If time is the biggest barrier to a team member’s entry into a certification program, how might we integrate some of the learning so it takes place on the job? Once we’re freed from the mindset that learning has to happen in the classroom, we could entertain the possibility of supervisors playing a role in the assessment of skills. Many team members wrote that they learn best when they are in an environment where exemplary professional skills are modeled regularly.. How can we channel this learning into something that can be assessed and credited by a formal higher ed institution?

To answer some of these questions, we looked to other emerging models that are working to get this right, from companies paying staff members to complete MOOCs to full tuition reimbursement for whole degree programs. As new models emerge, like Brandon Busteed’s Going Pro Early, which suggests students will increasingly get hired right out of high school and earn a degree while working, there’s more pressure to figure this out. Here’s what we have to learn from these existing programs:

Cuyahoga Community College

Some community colleges have taken the approach of physically bringing the college to the place of work. Cuyahoga Community College in Cleveland, Ohio, has done this with a 53-foot mobile training unit that can be pulled up alongside any workplace to teach hands on skills-based training for in-demand trades like welding, machining, and 3D printing. The biggest question here is how do we scale an approach like this beyond the number of people who can fit in a 53-foot vehicle?

Guild Education

Credit for prior learning is a key piece of the Guild model. The program seeks to meet learners where they are by giving them credit for skills they already have, removing any redundancies. By working with an education coach, they’ll help you get credit for previous college courses, workplace trainings, and find a program that fits best with both your past experiences and your career trajectory.
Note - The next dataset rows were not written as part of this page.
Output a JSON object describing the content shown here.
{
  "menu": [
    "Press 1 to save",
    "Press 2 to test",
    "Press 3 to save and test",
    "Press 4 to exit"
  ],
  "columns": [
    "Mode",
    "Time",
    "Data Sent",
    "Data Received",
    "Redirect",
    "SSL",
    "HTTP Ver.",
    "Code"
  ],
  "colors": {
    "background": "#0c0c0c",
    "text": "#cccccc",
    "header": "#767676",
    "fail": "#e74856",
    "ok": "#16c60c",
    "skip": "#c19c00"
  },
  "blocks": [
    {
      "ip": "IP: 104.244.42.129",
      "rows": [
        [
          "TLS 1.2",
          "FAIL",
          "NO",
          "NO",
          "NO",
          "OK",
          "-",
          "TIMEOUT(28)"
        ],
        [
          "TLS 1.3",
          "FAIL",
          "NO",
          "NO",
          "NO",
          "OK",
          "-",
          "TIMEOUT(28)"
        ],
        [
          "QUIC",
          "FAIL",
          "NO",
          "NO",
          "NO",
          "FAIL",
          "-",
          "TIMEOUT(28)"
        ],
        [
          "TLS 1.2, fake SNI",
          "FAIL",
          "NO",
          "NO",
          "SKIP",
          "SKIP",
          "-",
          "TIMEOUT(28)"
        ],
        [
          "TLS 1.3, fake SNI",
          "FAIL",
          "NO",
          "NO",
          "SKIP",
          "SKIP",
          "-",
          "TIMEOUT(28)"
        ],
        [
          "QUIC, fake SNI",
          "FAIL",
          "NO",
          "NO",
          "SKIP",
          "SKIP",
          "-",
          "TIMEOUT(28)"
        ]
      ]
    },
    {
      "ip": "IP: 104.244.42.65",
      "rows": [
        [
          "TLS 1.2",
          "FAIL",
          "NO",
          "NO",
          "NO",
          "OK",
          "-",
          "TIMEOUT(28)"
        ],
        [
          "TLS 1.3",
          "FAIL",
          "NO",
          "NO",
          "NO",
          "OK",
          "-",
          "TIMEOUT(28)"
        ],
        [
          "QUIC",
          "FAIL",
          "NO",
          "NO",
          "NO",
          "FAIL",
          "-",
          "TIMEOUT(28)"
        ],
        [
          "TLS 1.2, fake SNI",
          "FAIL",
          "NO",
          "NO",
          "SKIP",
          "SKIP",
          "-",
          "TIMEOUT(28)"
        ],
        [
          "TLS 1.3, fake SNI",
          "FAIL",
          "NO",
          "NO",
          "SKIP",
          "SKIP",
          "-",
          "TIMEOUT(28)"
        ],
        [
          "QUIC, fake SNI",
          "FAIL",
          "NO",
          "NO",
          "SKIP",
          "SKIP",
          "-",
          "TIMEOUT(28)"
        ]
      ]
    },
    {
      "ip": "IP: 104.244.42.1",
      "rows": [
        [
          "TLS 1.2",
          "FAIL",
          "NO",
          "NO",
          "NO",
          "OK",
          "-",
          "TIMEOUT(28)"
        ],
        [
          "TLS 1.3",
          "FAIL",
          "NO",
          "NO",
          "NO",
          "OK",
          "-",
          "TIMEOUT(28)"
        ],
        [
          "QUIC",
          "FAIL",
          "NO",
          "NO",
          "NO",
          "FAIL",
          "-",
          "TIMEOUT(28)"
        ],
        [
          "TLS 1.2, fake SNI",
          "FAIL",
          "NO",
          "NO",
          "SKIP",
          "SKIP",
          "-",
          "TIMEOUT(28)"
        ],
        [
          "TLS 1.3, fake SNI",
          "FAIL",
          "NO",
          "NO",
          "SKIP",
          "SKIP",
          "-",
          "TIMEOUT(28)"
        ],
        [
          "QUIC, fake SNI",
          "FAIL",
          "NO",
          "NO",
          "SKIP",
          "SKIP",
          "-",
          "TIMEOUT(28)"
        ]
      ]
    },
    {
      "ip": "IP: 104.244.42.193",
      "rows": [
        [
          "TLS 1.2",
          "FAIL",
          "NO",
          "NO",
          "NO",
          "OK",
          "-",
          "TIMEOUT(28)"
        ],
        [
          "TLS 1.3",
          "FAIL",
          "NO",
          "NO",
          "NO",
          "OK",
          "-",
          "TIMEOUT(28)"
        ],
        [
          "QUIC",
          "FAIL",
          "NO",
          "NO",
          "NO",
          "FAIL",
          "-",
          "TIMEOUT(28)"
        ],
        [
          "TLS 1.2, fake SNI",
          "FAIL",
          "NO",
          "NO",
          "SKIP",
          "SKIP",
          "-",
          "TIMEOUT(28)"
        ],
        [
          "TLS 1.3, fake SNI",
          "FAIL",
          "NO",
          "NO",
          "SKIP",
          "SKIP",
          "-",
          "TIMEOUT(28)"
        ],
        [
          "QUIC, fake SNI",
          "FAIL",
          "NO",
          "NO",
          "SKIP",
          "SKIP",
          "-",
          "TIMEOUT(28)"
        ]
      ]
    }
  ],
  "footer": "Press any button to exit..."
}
IBM and Northeastern Badge Program

With IBM’s new-collar program, a large percentage of the workforce doesn’t have a college degree. Instead, they’re being trained on the job with digital badges for the skills they need to remain competitive in their roles. For IBM employees who take advantage of the digital badge program and decide they’d like to get a formal degree, the badges they’ve earned translate to credits at Northeastern University. By transferring in prior learning as signified by digital badges, learners can save up to $6,000 in tuition and reduce the time to a graduate degree or certificate by up to one quarter term.

InStride (ASU and Starbucks)

Employees enrolled through this partnership will be reimbursed upon completion of certain ‘course milestones.’ ASU’s responsibilities include the academic side of the partnership—ensuring course quality, reviewing faculty credentials, developing and maintaining the program—and providing financial aid, advising and enrollment services. Starbucks’s responsibilities are far less, including determining which of its employees qualify for the program, and will otherwise work with the university to create a one-week mandatory orientation session and a “digital experience” to welcome students to the program.

Purdue Global and Cisco/Lily

Purdue Online is partnering with Fortune 500 companies, such as Lilly and Cisco, in two ways: co-developing online badges in important topics as well as enabling corporate-wide learning opportunities. A cornerstone for this model is the flexibility. The custom courses being offered by Purdue Global adapt to the learner’s work schedule opposed to requiring typical academic scheduling.

Between the combined resources of Alamo Colleges District and Goodwill San Antonio, team members will have access to a life skills coach, financial literacy, just in time resources, transportation benefits, and more. The line between school and work is blurring, and, for these team members, we aim to make these post-secondary resources as seamlessly accessible no matter where they are.